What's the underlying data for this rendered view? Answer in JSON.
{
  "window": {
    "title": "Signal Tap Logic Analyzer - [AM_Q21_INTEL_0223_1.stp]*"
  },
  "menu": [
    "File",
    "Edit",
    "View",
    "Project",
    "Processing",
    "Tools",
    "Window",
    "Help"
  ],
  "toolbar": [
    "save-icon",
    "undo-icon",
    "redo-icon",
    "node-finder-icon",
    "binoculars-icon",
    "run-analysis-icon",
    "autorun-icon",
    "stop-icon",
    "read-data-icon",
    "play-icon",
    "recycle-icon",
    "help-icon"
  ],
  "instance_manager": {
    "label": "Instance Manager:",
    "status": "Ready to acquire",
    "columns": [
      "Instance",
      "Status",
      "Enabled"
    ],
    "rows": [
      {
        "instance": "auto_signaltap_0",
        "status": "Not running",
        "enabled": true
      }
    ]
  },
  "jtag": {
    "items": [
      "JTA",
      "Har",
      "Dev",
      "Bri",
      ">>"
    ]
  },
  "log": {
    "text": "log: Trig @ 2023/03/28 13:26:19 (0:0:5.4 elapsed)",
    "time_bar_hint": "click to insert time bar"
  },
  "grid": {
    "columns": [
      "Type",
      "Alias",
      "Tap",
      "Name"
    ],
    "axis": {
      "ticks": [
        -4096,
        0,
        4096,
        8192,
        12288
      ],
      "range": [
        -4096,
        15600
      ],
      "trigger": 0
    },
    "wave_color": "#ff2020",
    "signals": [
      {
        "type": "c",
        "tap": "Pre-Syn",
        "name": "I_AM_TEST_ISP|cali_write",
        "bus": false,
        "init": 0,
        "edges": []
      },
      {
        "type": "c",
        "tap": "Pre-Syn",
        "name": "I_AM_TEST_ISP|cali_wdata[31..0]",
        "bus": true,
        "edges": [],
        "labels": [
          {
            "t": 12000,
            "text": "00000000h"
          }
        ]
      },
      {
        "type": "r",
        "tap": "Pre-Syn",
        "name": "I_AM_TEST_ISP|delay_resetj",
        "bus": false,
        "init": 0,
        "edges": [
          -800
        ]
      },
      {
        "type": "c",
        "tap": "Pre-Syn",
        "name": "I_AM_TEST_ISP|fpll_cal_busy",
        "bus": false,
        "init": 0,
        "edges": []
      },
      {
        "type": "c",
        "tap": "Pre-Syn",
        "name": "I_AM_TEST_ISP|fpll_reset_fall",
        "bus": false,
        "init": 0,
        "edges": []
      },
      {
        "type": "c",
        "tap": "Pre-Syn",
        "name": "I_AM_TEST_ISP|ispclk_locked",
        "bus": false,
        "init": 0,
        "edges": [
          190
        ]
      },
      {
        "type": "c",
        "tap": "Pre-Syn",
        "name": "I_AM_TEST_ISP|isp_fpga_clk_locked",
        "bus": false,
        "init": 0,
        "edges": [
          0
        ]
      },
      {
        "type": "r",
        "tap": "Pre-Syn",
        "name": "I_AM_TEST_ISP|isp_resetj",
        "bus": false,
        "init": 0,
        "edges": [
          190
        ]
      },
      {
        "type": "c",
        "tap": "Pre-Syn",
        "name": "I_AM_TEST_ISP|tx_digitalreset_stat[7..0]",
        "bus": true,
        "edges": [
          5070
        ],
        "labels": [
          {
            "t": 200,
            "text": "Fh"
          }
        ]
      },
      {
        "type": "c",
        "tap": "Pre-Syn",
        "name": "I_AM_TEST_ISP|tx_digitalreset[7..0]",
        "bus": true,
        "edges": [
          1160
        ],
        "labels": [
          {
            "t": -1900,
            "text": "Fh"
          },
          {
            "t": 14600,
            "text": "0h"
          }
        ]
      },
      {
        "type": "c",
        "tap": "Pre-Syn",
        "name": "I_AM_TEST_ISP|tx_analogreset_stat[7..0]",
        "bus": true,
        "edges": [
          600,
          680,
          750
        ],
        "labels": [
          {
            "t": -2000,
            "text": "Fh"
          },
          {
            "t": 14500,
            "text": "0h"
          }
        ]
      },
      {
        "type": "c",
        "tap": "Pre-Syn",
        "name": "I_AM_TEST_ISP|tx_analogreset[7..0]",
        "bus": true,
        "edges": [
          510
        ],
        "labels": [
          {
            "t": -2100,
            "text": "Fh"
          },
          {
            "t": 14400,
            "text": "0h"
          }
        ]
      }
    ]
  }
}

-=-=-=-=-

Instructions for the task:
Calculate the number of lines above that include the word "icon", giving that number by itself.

Exercise result:
12